WASHINGTON (TND) — An alternative to trees developed by scientists in Serbia is currently trending on social media.
Floated as a potential solution to filtering carbon dioxide and providing oxygen in dense urban areas, "liquid trees" are simply tanks filled with water and green algae that supposedly help fight pollution.
Featured in EuroNews in 2022, the "liquid trees" idea trended on Thursday after a couple of social media accounts began sharing videos and images of the innovation.
Those new videos have attained millions of views so far. The EuroNews YouTube account posted its own video on the topic a year ago, but has only attained around 8,500 views.
The United Nations Development Programme (UNDP) also featured the "first urban photo-bioreactor in Serbia," which it called "LIQUID3" in a Sept. 2021 article. That article shows photos that indicate it is the same installation as the one featured in EuroNews's report and the currently trending videos.
The UNDP says that it was the “Institute for Multidisciplinary Research” of the University of Belgrade that gave the project, which it designed, the moniker of "liquid trees" and that it "is a completely new biotechnological solution for air purification and reduction of carbon dioxide (CO2) emissions in urban areas where its concentrations are highest."
More than half of the population of Serbia lives in urban settlements, even 59%, and that number is constantly increasing," Resident Representative of the UNDP in Serbia, Francine Pickup, is quoted in the article saying. "This greatly affects the density of settlements, the quality of life, the increase in the number of vehicles on the streets, pollution and the increase of harmful greenhouse gas (GHG) emissions. It is estimated that cities are the source of as much as 75% of total CO2 emissions in the world, of which the largest percentage comes from traffic and cooling and heating in buildings."

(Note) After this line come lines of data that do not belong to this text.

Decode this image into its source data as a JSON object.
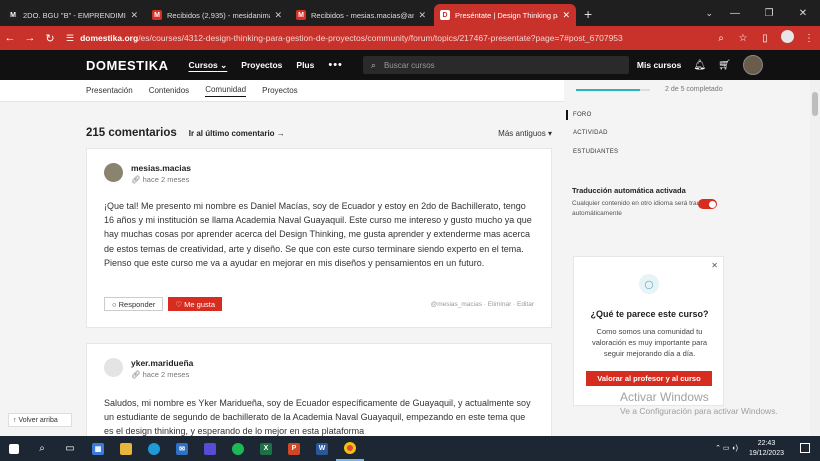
{
  "browser": {
    "tabs": [
      {
        "title": "2DO. BGU \"B\" - EMPRENDIMIENTO",
        "favicon": "M",
        "color": "#222222",
        "active": false
      },
      {
        "title": "Recibidos (2,935) - mesidanimar",
        "favicon": "M",
        "color": "#d93025",
        "active": false
      },
      {
        "title": "Recibidos - mesias.macias@ang",
        "favicon": "M",
        "color": "#d93025",
        "active": false
      },
      {
        "title": "Preséntate | Design Thinking pa",
        "favicon": "D",
        "color": "#c9312b",
        "active": true
      }
    ],
    "url_domain": "domestika.org",
    "url_path": "/es/courses/4312-design-thinking-para-gestion-de-proyectos/community/forum/topics/217467-presentate?page=7#post_6707953"
  },
  "site": {
    "logo": "DOMESTIKA",
    "nav": [
      "Cursos",
      "Proyectos",
      "Plus"
    ],
    "cursos_caret": "⌄",
    "more": "•••",
    "search_placeholder": "Buscar cursos",
    "my_courses": "Mis cursos"
  },
  "subnav": {
    "items": [
      "Presentación",
      "Contenidos",
      "Comunidad",
      "Proyectos"
    ],
    "active": "Comunidad"
  },
  "comments": {
    "count": "215 comentarios",
    "last_link": "Ir al último comentario →",
    "sort": "Más antiguos ▾",
    "list": [
      {
        "user": "mesias.macias",
        "time": "hace 2 meses",
        "text": "¡Que tal! Me presento mi nombre es Daniel Macías, soy de Ecuador y estoy en 2do de Bachillerato, tengo 16 años y mi institución se llama Academia Naval Guayaquil. Este curso me intereso y gusto mucho ya que hay muchas cosas por aprender acerca del Design Thinking, me gusta aprender y extenderme mas acerca de estos temas de creatividad, arte y diseño. Se que con este curso terminare siendo experto en el tema. Pienso que este curso me va a ayudar en mejorar en mis diseños y pensamientos en un futuro.",
        "reply": "Responder",
        "like": "Me gusta",
        "meta": "@mesias_macias  ·  Eliminar  ·  Editar"
      },
      {
        "user": "yker.maridueña",
        "time": "hace 2 meses",
        "text": "Saludos, mi nombre es Yker Maridueña, soy de Ecuador específicamente de Guayaquil, y actualmente soy un estudiante de segundo de bachillerato de la Academia Naval Guayaquil, empezando en este tema que es el design thinking, y esperando de lo mejor en esta plataforma"
      }
    ]
  },
  "back_to_top": "↑ Volver arriba",
  "sidebar": {
    "progress_text": "2 de 5 completado",
    "progress_fraction": 0.4,
    "items": [
      "FORO",
      "ACTIVIDAD",
      "ESTUDIANTES"
    ],
    "translate_title": "Traducción automática activada",
    "translate_desc": "Cualquier contenido en otro idioma será traducido automáticamente",
    "translate_on": true,
    "feedback_title": "¿Qué te parece este curso?",
    "feedback_desc": "Como somos una comunidad tu valoración es muy importante para seguir mejorando día a día.",
    "feedback_button": "Valorar al profesor y al curso"
  },
  "watermark": {
    "line1": "Activar Windows",
    "line2": "Ve a Configuración para activar Windows."
  },
  "taskbar": {
    "time": "22:43",
    "date": "19/12/2023",
    "accent": "#7fb3e0"
  },
  "colors": {
    "brand_red": "#c9312b",
    "like_red": "#d62d20",
    "progress": "#2ab3c0"
  }
}
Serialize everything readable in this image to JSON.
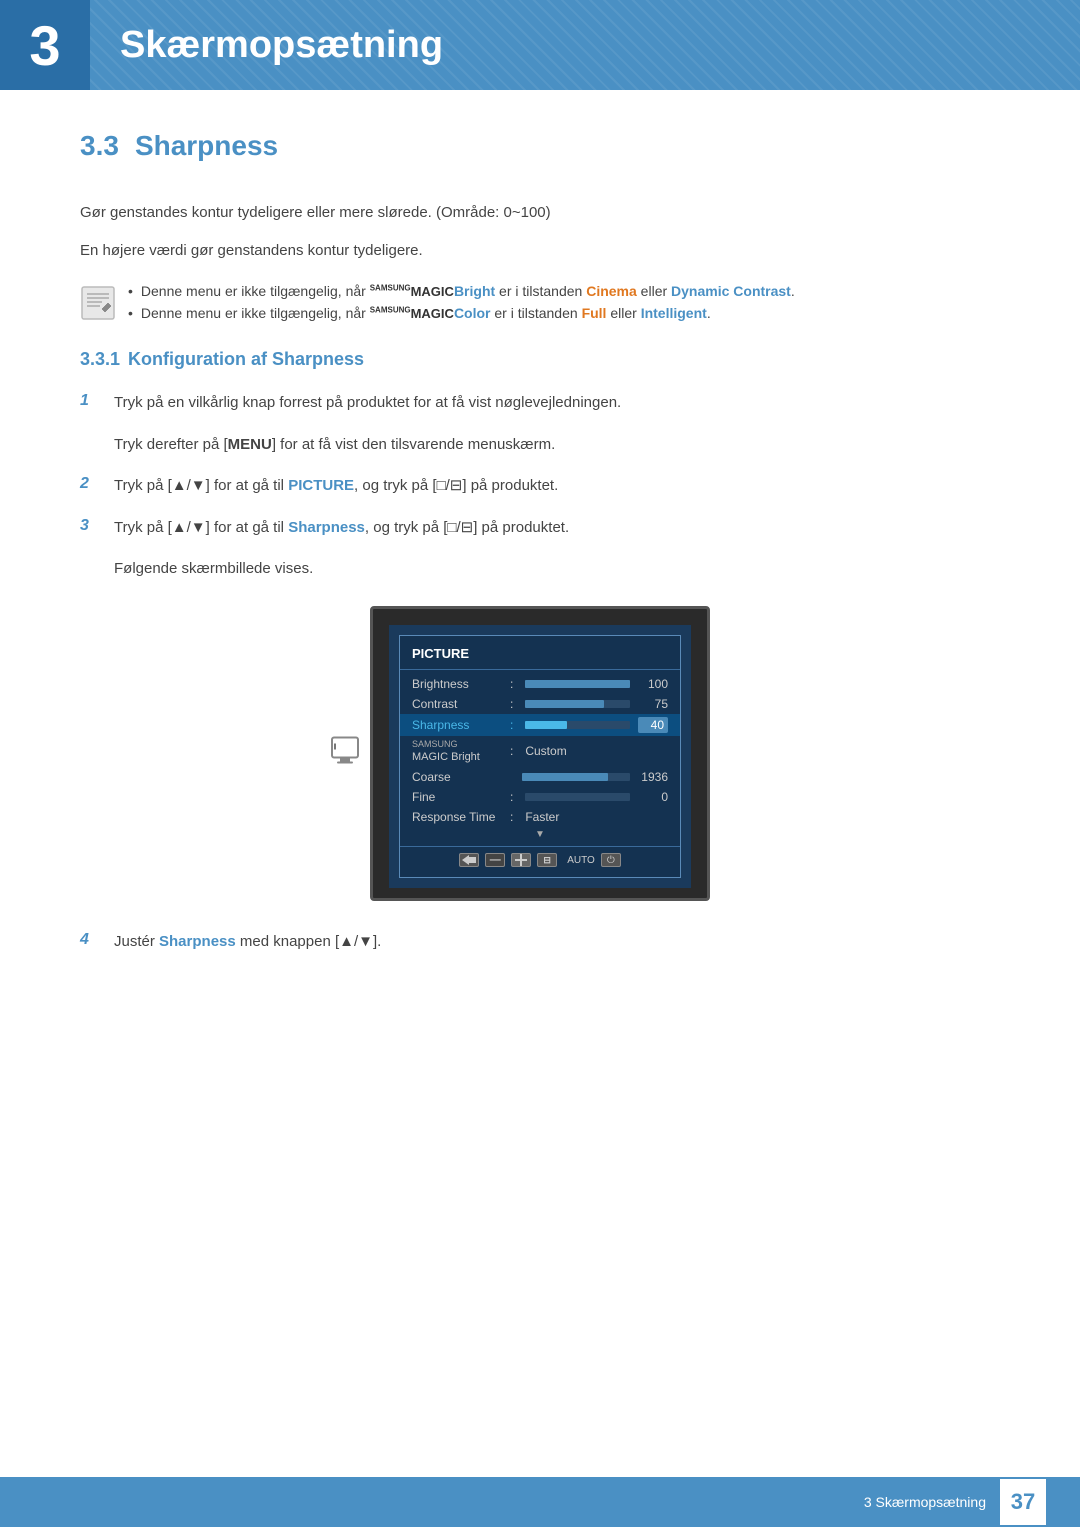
{
  "header": {
    "chapter_number": "3",
    "chapter_title": "Skærmopsætning",
    "background_color": "#4a90c4"
  },
  "section": {
    "number": "3.3",
    "title": "Sharpness",
    "description1": "Gør genstandes kontur tydeligere eller mere slørede. (Område: 0~100)",
    "description2": "En højere værdi gør genstandens kontur tydeligere.",
    "notes": [
      {
        "text_before": "Denne menu er ikke tilgængelig, når ",
        "samsung_magic": "SAMSUNG",
        "magic_word": "Bright",
        "text_middle": " er i tilstanden ",
        "highlight1": "Cinema",
        "text_between": " eller ",
        "highlight2": "Dynamic Contrast",
        "text_after": "."
      },
      {
        "text_before": "Denne menu er ikke tilgængelig, når ",
        "samsung_magic": "SAMSUNG",
        "magic_word": "Color",
        "text_middle": " er i tilstanden ",
        "highlight1": "Full",
        "text_between": " eller ",
        "highlight2": "Intelligent",
        "text_after": "."
      }
    ],
    "subsection": {
      "number": "3.3.1",
      "title": "Konfiguration af Sharpness",
      "steps": [
        {
          "number": "1",
          "text": "Tryk på en vilkårlig knap forrest på produktet for at få vist nøglevejledningen.",
          "sub_text": "Tryk derefter på [MENU] for at få vist den tilsvarende menuskærm."
        },
        {
          "number": "2",
          "text_before": "Tryk på [▲/▼] for at gå til ",
          "highlight": "PICTURE",
          "text_after": ", og tryk på [□/⊟] på produktet."
        },
        {
          "number": "3",
          "text_before": "Tryk på [▲/▼] for at gå til ",
          "highlight": "Sharpness",
          "text_after": ", og tryk på [□/⊟] på produktet.",
          "sub_text": "Følgende skærmbillede vises."
        },
        {
          "number": "4",
          "text_before": "Justér ",
          "highlight": "Sharpness",
          "text_after": " med knappen [▲/▼]."
        }
      ]
    }
  },
  "osd_menu": {
    "title": "PICTURE",
    "items": [
      {
        "label": "Brightness",
        "type": "bar",
        "fill_pct": 100,
        "value": "100",
        "selected": false
      },
      {
        "label": "Contrast",
        "type": "bar",
        "fill_pct": 75,
        "value": "75",
        "selected": false
      },
      {
        "label": "Sharpness",
        "type": "bar",
        "fill_pct": 40,
        "value": "40",
        "selected": true
      },
      {
        "label": "SAMSUNG\nMAGIC Bright",
        "type": "text",
        "text_value": "Custom",
        "selected": false
      },
      {
        "label": "Coarse",
        "type": "bar",
        "fill_pct": 80,
        "value": "1936",
        "selected": false
      },
      {
        "label": "Fine",
        "type": "bar",
        "fill_pct": 0,
        "value": "0",
        "selected": false
      },
      {
        "label": "Response Time",
        "type": "text",
        "text_value": "Faster",
        "selected": false
      }
    ]
  },
  "footer": {
    "text": "3 Skærmopsætning",
    "page": "37"
  }
}
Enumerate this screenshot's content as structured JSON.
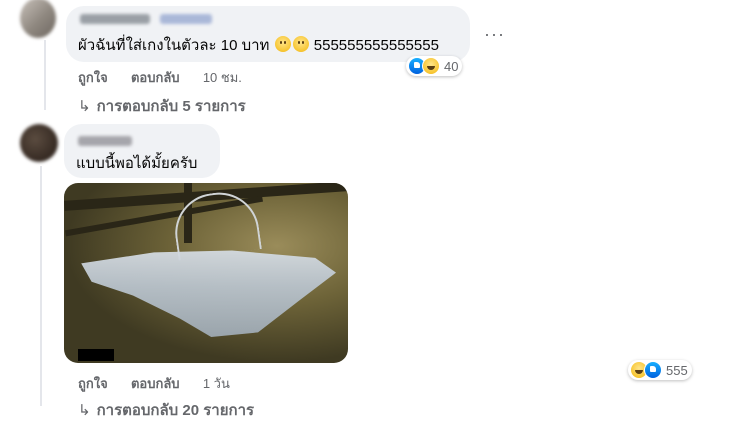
{
  "comment1": {
    "text": "ผัวฉันที่ใส่เกงในตัวละ 10 บาท",
    "text_suffix": "555555555555555",
    "emojis": [
      "slightly-smiling-face",
      "slightly-smiling-face"
    ],
    "actions": {
      "like": "ถูกใจ",
      "reply": "ตอบกลับ"
    },
    "time": "10 ชม.",
    "reactions": {
      "icons": [
        "like",
        "haha"
      ],
      "count": "40"
    },
    "more_label": "···"
  },
  "replies1": {
    "arrow": "↳",
    "label": "การตอบกลับ 5 รายการ"
  },
  "comment2": {
    "text": "แบบนี้พอได้มั้ยครับ",
    "actions": {
      "like": "ถูกใจ",
      "reply": "ตอบกลับ"
    },
    "time": "1 วัน",
    "reactions": {
      "icons": [
        "haha",
        "like"
      ],
      "count": "555"
    }
  },
  "replies2": {
    "arrow": "↳",
    "label": "การตอบกลับ 20 รายการ"
  },
  "colors": {
    "bubble": "#f0f2f5",
    "meta_text": "#65676b",
    "like_blue": "#1877f2",
    "haha_yellow": "#f7c531"
  }
}
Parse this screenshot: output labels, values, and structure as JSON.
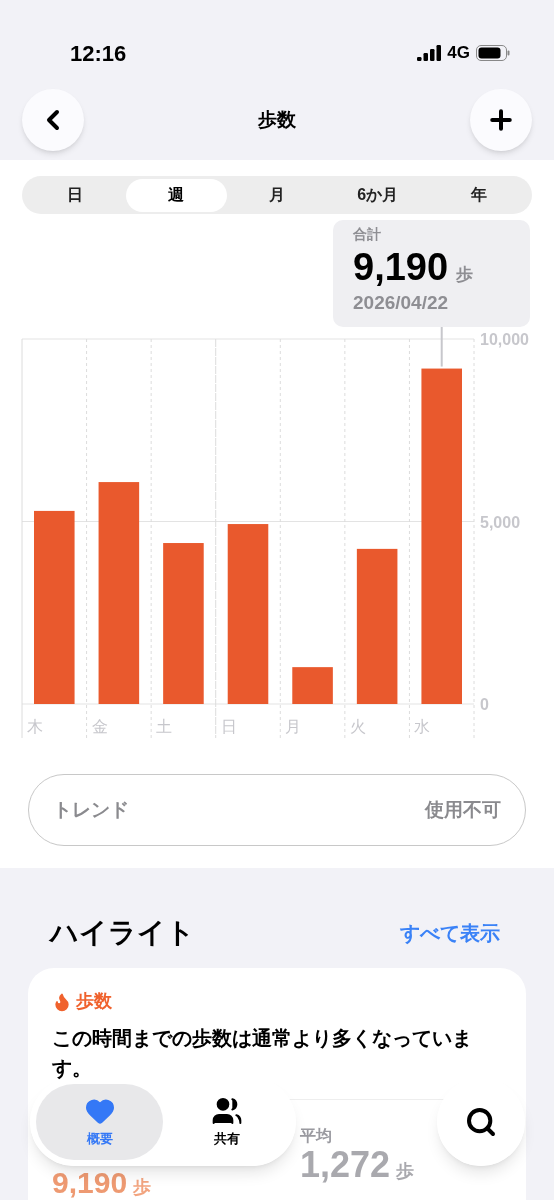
{
  "status_bar": {
    "time": "12:16",
    "network": "4G"
  },
  "nav": {
    "title": "歩数"
  },
  "range_tabs": [
    {
      "label": "日",
      "selected": false
    },
    {
      "label": "週",
      "selected": true
    },
    {
      "label": "月",
      "selected": false
    },
    {
      "label": "6か月",
      "selected": false
    },
    {
      "label": "年",
      "selected": false
    }
  ],
  "summary": {
    "label": "合計",
    "value": "9,190",
    "unit": "歩",
    "date": "2026/04/22"
  },
  "chart": {
    "chart_data": {
      "type": "bar",
      "categories": [
        "木",
        "金",
        "土",
        "日",
        "月",
        "火",
        "水"
      ],
      "series": [
        {
          "color": "#e9592d",
          "values": [
            5290,
            6080,
            4410,
            4930,
            1010,
            4250,
            9190
          ]
        }
      ],
      "ylim": [
        0,
        10000
      ],
      "yticks": [
        {
          "value": 0,
          "label": "0"
        },
        {
          "value": 5000,
          "label": "5,000"
        },
        {
          "value": 10000,
          "label": "10,000"
        }
      ]
    }
  },
  "trend": {
    "label": "トレンド",
    "value": "使用不可"
  },
  "highlights": {
    "title": "ハイライト",
    "link": "すべて表示",
    "card": {
      "category": "歩数",
      "text": "この時間までの歩数は通常より多くなっています。",
      "stats": [
        {
          "label": "平均",
          "value": "1,272",
          "unit": "歩"
        }
      ],
      "today": {
        "value": "9,190",
        "unit": "歩"
      }
    }
  },
  "tab_bar": [
    {
      "label": "概要",
      "selected": true,
      "kind": "heart"
    },
    {
      "label": "共有",
      "selected": false,
      "kind": "people"
    }
  ]
}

According to Pickup, the "liquid trees" installation "is an efficient and innovative solution for reducing greenhouse gas emissions and improving air quality" in urban areas that often lack open areas or spots where landscaping could place regular trees and other green installations.
Bojan Boji, head of the Department for social affairs and development projects in the Municipality of Stari grad. explains the features of the LIQUID3 installation in the UNDP article.
The photobioreactor is a completely new biotechnological solution for air purification and the production of oxygen. In an aquarium of six hundred liters of water, we have algae that bind carbon dioxide and produce pure oxygen through photosynthesis," Boji says.
The project is designed to be multifunctional," Boji adds. "LIQUID3 is also a bench, it has chargers for mobile phones, as well as a solar panel, thanks to which the bench has lighting during the night. The municipality of Stari grad has decided to support this project which directly contributes to improving the quality of life of our fellow citizens, public health and cleaner environment through using smart and innovative solutions."
The microalgae in the LIQUID3 installation is said to be able to replace two 10-year-old trees or about 200 square meters of lawn by Dr. Ivan Spasojevic, one of the authors of the project from the Institute for Multidisciplinary Research. Dr. Spasojevic adds that the "advantage of microalgae is that they are 10 to 50 times more efficient than trees," according to the UNDP.
The algae used is reportedly single-celled freshwater algae that can grow in tap water and are temperature resistant.
This project aims to popularize and expand the use of microalgae in Serbia, because they can be used in wastewater treatment, as compost for green areas, for the production of biomass and biofuels, as well as for air purification from exhaust gases from the factories," the UNDP reports.
The project isn't intended to replace trees, according to Dr. Spasojevic, but it is meant to help where trees cannot.
Our goal is not to replace forests, but to use this system to fill those urban pockets where there is no space for planting trees. In certain conditions of great pollution, trees cannot survive, while algae do not mind that pollution," Dr. Spasojevic says in the UNPD article.
Many online are skeptical of the project, but many were also supportive, calling "liquid trees" a "cool idea." Some even joked about drinking the green water.
The National Desk reached out to the UNDP about the "liquid trees" project, asking if there were any updates to share. In response, UNDP said that there were no updates to share other than some private Serbian banks have decided to purchase the LIQUID3 installation and donate it to local communities.
The UNDP also gave TND an "exclusive heads up" about its new "green initiative favorite" project: Bugs that eat plastic.